For each line below that contains the word "страницы", make a copy.

(Items listed in a dataset)
____________

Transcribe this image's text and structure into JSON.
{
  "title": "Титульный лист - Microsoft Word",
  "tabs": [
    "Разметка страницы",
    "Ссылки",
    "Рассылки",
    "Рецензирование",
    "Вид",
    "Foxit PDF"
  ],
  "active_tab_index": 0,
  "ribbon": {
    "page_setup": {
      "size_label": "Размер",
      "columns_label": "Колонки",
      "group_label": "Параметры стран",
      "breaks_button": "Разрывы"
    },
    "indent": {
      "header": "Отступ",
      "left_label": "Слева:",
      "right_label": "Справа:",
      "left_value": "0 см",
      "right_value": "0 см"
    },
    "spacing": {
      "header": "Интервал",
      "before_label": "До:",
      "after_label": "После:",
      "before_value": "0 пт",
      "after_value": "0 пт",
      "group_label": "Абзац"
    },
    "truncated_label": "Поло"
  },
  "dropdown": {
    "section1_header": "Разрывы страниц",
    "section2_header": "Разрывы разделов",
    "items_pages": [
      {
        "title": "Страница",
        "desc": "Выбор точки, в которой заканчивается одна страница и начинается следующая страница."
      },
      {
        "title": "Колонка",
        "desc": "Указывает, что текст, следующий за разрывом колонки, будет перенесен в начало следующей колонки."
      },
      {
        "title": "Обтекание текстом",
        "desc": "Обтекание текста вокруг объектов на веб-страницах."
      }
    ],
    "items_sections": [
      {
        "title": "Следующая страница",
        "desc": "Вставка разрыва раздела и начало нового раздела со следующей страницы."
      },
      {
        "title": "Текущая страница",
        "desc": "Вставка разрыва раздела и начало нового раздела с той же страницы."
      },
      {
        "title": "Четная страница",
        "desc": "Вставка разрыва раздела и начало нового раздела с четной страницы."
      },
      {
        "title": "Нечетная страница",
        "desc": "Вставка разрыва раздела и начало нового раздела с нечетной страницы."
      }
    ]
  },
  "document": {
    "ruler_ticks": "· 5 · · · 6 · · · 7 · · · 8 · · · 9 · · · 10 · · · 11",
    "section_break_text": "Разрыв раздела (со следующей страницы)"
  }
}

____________

# Exercise answer
    "Разметка страницы",
        "desc": "Вставка разрыва раздела и начало нового раздела со следующей страницы."
        "desc": "Вставка разрыва раздела и начало нового раздела с той же страницы."
        "desc": "Вставка разрыва раздела и начало нового раздела с четной страницы."
        "desc": "Вставка разрыва раздела и начало нового раздела с нечетной страницы."
    "section_break_text": "Разрыв раздела (со следующей страницы)"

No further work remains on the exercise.